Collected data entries
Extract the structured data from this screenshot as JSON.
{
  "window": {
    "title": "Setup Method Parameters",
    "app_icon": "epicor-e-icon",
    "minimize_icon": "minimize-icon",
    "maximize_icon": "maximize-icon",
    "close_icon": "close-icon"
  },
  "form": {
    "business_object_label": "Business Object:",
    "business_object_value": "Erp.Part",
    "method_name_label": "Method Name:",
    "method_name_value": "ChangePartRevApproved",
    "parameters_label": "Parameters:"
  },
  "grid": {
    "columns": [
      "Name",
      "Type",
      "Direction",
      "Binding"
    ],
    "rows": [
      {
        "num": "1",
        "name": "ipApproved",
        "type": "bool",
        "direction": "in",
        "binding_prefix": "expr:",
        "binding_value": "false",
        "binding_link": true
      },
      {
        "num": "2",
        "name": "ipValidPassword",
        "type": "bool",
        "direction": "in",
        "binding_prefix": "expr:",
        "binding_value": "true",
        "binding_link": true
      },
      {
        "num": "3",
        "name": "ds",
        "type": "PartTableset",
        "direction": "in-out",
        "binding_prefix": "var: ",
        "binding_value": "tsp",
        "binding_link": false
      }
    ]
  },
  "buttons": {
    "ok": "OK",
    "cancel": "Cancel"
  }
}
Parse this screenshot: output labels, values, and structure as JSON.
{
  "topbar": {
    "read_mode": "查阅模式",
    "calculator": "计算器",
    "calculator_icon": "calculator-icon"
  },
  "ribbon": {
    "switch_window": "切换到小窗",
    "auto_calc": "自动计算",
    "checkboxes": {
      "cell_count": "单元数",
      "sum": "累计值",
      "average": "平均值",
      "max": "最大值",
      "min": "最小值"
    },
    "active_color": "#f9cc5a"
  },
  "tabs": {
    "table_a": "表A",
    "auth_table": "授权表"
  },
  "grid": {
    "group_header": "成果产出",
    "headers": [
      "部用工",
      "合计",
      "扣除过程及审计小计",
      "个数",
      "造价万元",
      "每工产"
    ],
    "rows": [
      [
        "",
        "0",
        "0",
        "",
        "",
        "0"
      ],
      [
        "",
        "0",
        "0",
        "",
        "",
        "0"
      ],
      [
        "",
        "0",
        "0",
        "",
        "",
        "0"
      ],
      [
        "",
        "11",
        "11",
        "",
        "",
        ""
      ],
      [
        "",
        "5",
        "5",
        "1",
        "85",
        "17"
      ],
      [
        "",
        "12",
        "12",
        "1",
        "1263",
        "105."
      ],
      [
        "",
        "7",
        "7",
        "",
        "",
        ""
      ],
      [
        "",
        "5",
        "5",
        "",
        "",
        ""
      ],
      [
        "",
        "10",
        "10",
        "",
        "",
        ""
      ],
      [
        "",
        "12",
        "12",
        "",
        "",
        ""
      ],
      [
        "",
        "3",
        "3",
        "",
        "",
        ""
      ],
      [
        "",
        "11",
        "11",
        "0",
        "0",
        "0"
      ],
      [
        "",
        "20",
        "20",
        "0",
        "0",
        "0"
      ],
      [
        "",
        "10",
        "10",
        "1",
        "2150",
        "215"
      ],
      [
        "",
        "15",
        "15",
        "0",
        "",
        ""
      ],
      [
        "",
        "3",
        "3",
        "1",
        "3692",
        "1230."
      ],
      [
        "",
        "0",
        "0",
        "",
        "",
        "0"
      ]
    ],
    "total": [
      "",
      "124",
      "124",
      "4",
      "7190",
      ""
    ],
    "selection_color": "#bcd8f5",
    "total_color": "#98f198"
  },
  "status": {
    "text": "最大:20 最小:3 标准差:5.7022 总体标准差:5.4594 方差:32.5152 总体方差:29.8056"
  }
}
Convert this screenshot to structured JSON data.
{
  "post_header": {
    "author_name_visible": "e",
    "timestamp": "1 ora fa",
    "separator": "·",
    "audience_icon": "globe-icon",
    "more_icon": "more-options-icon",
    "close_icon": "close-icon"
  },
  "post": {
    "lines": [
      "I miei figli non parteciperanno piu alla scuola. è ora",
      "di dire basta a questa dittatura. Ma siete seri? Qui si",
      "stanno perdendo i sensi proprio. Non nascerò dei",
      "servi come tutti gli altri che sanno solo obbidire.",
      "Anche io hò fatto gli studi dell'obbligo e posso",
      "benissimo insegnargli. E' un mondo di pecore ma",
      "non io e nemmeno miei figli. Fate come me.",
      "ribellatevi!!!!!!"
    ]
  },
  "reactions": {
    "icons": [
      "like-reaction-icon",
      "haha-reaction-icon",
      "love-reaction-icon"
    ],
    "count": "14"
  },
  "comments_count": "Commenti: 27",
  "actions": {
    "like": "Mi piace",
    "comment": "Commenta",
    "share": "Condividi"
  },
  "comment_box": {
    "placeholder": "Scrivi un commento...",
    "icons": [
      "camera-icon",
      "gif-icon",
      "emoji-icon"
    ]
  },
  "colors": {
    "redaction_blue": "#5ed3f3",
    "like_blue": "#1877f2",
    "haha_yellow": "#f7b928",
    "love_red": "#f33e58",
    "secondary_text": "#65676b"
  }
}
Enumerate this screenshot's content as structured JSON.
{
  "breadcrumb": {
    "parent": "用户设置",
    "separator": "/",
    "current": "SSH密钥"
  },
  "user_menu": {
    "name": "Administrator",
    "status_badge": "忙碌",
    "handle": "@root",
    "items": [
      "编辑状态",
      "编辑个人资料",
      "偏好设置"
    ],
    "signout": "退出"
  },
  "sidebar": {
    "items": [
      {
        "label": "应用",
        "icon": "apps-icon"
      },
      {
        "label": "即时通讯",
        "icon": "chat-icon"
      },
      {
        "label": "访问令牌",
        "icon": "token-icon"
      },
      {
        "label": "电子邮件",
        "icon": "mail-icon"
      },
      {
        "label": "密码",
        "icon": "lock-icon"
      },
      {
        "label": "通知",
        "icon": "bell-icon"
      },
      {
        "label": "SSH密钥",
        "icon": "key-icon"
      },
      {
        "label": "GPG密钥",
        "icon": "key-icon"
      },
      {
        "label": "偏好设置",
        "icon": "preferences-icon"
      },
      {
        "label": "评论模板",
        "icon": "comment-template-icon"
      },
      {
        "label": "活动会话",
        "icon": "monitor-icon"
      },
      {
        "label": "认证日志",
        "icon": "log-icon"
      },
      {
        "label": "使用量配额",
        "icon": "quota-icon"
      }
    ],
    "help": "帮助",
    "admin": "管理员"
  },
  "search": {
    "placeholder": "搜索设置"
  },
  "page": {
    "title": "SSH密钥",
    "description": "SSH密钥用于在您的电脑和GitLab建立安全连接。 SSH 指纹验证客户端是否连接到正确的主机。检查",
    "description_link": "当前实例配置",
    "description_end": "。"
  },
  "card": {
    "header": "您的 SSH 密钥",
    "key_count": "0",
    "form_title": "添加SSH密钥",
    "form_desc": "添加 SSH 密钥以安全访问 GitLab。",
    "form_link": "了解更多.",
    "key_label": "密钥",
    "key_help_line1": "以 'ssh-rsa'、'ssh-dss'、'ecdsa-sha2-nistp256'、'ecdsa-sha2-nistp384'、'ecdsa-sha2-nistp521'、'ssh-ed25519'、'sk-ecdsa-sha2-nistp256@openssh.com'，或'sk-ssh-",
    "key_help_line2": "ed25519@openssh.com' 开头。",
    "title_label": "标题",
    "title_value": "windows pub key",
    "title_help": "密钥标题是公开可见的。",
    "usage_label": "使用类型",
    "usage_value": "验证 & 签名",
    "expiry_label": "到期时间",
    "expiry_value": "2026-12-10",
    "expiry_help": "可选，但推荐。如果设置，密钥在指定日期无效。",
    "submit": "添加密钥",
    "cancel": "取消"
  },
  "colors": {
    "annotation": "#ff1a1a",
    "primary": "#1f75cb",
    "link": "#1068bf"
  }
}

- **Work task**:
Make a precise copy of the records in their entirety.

- **Answer**:
Extract the structured data from this screenshot as JSON.
{
  "window": {
    "title": "Setup Method Parameters",
    "app_icon": "epicor-e-icon",
    "minimize_icon": "minimize-icon",
    "maximize_icon": "maximize-icon",
    "close_icon": "close-icon"
  },
  "form": {
    "business_object_label": "Business Object:",
    "business_object_value": "Erp.Part",
    "method_name_label": "Method Name:",
    "method_name_value": "ChangePartRevApproved",
    "parameters_label": "Parameters:"
  },
  "grid": {
    "columns": [
      "Name",
      "Type",
      "Direction",
      "Binding"
    ],
    "rows": [
      {
        "num": "1",
        "name": "ipApproved",
        "type": "bool",
        "direction": "in",
        "binding_prefix": "expr:",
        "binding_value": "false",
        "binding_link": true
      },
      {
        "num": "2",
        "name": "ipValidPassword",
        "type": "bool",
        "direction": "in",
        "binding_prefix": "expr:",
        "binding_value": "true",
        "binding_link": true
      },
      {
        "num": "3",
        "name": "ds",
        "type": "PartTableset",
        "direction": "in-out",
        "binding_prefix": "var: ",
        "binding_value": "tsp",
        "binding_link": false
      }
    ]
  },
  "buttons": {
    "ok": "OK",
    "cancel": "Cancel"
  }
}
Parse this screenshot: output labels, values, and structure as JSON.
{
  "topbar": {
    "read_mode": "查阅模式",
    "calculator": "计算器",
    "calculator_icon": "calculator-icon"
  },
  "ribbon": {
    "switch_window": "切换到小窗",
    "auto_calc": "自动计算",
    "checkboxes": {
      "cell_count": "单元数",
      "sum": "累计值",
      "average": "平均值",
      "max": "最大值",
      "min": "最小值"
    },
    "active_color": "#f9cc5a"
  },
  "tabs": {
    "table_a": "表A",
    "auth_table": "授权表"
  },
  "grid": {
    "group_header": "成果产出",
    "headers": [
      "部用工",
      "合计",
      "扣除过程及审计小计",
      "个数",
      "造价万元",
      "每工产"
    ],
    "rows": [
      [
        "",
        "0",
        "0",
        "",
        "",
        "0"
      ],
      [
        "",
        "0",
        "0",
        "",
        "",
        "0"
      ],
      [
        "",
        "0",
        "0",
        "",
        "",
        "0"
      ],
      [
        "",
        "11",
        "11",
        "",
        "",
        ""
      ],
      [
        "",
        "5",
        "5",
        "1",
        "85",
        "17"
      ],
      [
        "",
        "12",
        "12",
        "1",
        "1263",
        "105."
      ],
      [
        "",
        "7",
        "7",
        "",
        "",
        ""
      ],
      [
        "",
        "5",
        "5",
        "",
        "",
        ""
      ],
      [
        "",
        "10",
        "10",
        "",
        "",
        ""
      ],
      [
        "",
        "12",
        "12",
        "",
        "",
        ""
      ],
      [
        "",
        "3",
        "3",
        "",
        "",
        ""
      ],
      [
        "",
        "11",
        "11",
        "0",
        "0",
        "0"
      ],
      [
        "",
        "20",
        "20",
        "0",
        "0",
        "0"
      ],
      [
        "",
        "10",
        "10",
        "1",
        "2150",
        "215"
      ],
      [
        "",
        "15",
        "15",
        "0",
        "",
        ""
      ],
      [
        "",
        "3",
        "3",
        "1",
        "3692",
        "1230."
      ],
      [
        "",
        "0",
        "0",
        "",
        "",
        "0"
      ]
    ],
    "total": [
      "",
      "124",
      "124",
      "4",
      "7190",
      ""
    ],
    "selection_color": "#bcd8f5",
    "total_color": "#98f198"
  },
  "status": {
    "text": "最大:20 最小:3 标准差:5.7022 总体标准差:5.4594 方差:32.5152 总体方差:29.8056"
  }
}
Convert this screenshot to structured JSON data.
{
  "post_header": {
    "author_name_visible": "e",
    "timestamp": "1 ora fa",
    "separator": "·",
    "audience_icon": "globe-icon",
    "more_icon": "more-options-icon",
    "close_icon": "close-icon"
  },
  "post": {
    "lines": [
      "I miei figli non parteciperanno piu alla scuola. è ora",
      "di dire basta a questa dittatura. Ma siete seri? Qui si",
      "stanno perdendo i sensi proprio. Non nascerò dei",
      "servi come tutti gli altri che sanno solo obbidire.",
      "Anche io hò fatto gli studi dell'obbligo e posso",
      "benissimo insegnargli. E' un mondo di pecore ma",
      "non io e nemmeno miei figli. Fate come me.",
      "ribellatevi!!!!!!"
    ]
  },
  "reactions": {
    "icons": [
      "like-reaction-icon",
      "haha-reaction-icon",
      "love-reaction-icon"
    ],
    "count": "14"
  },
  "comments_count": "Commenti: 27",
  "actions": {
    "like": "Mi piace",
    "comment": "Commenta",
    "share": "Condividi"
  },
  "comment_box": {
    "placeholder": "Scrivi un commento...",
    "icons": [
      "camera-icon",
      "gif-icon",
      "emoji-icon"
    ]
  },
  "colors": {
    "redaction_blue": "#5ed3f3",
    "like_blue": "#1877f2",
    "haha_yellow": "#f7b928",
    "love_red": "#f33e58",
    "secondary_text": "#65676b"
  }
}
Enumerate this screenshot's content as structured JSON.
{
  "breadcrumb": {
    "parent": "用户设置",
    "separator": "/",
    "current": "SSH密钥"
  },
  "user_menu": {
    "name": "Administrator",
    "status_badge": "忙碌",
    "handle": "@root",
    "items": [
      "编辑状态",
      "编辑个人资料",
      "偏好设置"
    ],
    "signout": "退出"
  },
  "sidebar": {
    "items": [
      {
        "label": "应用",
        "icon": "apps-icon"
      },
      {
        "label": "即时通讯",
        "icon": "chat-icon"
      },
      {
        "label": "访问令牌",
        "icon": "token-icon"
      },
      {
        "label": "电子邮件",
        "icon": "mail-icon"
      },
      {
        "label": "密码",
        "icon": "lock-icon"
      },
      {
        "label": "通知",
        "icon": "bell-icon"
      },
      {
        "label": "SSH密钥",
        "icon": "key-icon"
      },
      {
        "label": "GPG密钥",
        "icon": "key-icon"
      },
      {
        "label": "偏好设置",
        "icon": "preferences-icon"
      },
      {
        "label": "评论模板",
        "icon": "comment-template-icon"
      },
      {
        "label": "活动会话",
        "icon": "monitor-icon"
      },
      {
        "label": "认证日志",
        "icon": "log-icon"
      },
      {
        "label": "使用量配额",
        "icon": "quota-icon"
      }
    ],
    "help": "帮助",
    "admin": "管理员"
  },
  "search": {
    "placeholder": "搜索设置"
  },
  "page": {
    "title": "SSH密钥",
    "description": "SSH密钥用于在您的电脑和GitLab建立安全连接。 SSH 指纹验证客户端是否连接到正确的主机。检查",
    "description_link": "当前实例配置",
    "description_end": "。"
  },
  "card": {
    "header": "您的 SSH 密钥",
    "key_count": "0",
    "form_title": "添加SSH密钥",
    "form_desc": "添加 SSH 密钥以安全访问 GitLab。",
    "form_link": "了解更多.",
    "key_label": "密钥",
    "key_help_line1": "以 'ssh-rsa'、'ssh-dss'、'ecdsa-sha2-nistp256'、'ecdsa-sha2-nistp384'、'ecdsa-sha2-nistp521'、'ssh-ed25519'、'sk-ecdsa-sha2-nistp256@openssh.com'，或'sk-ssh-",
    "key_help_line2": "ed25519@openssh.com' 开头。",
    "title_label": "标题",
    "title_value": "windows pub key",
    "title_help": "密钥标题是公开可见的。",
    "usage_label": "使用类型",
    "usage_value": "验证 & 签名",
    "expiry_label": "到期时间",
    "expiry_value": "2026-12-10",
    "expiry_help": "可选，但推荐。如果设置，密钥在指定日期无效。",
    "submit": "添加密钥",
    "cancel": "取消"
  },
  "colors": {
    "annotation": "#ff1a1a",
    "primary": "#1f75cb",
    "link": "#1068bf"
  }
}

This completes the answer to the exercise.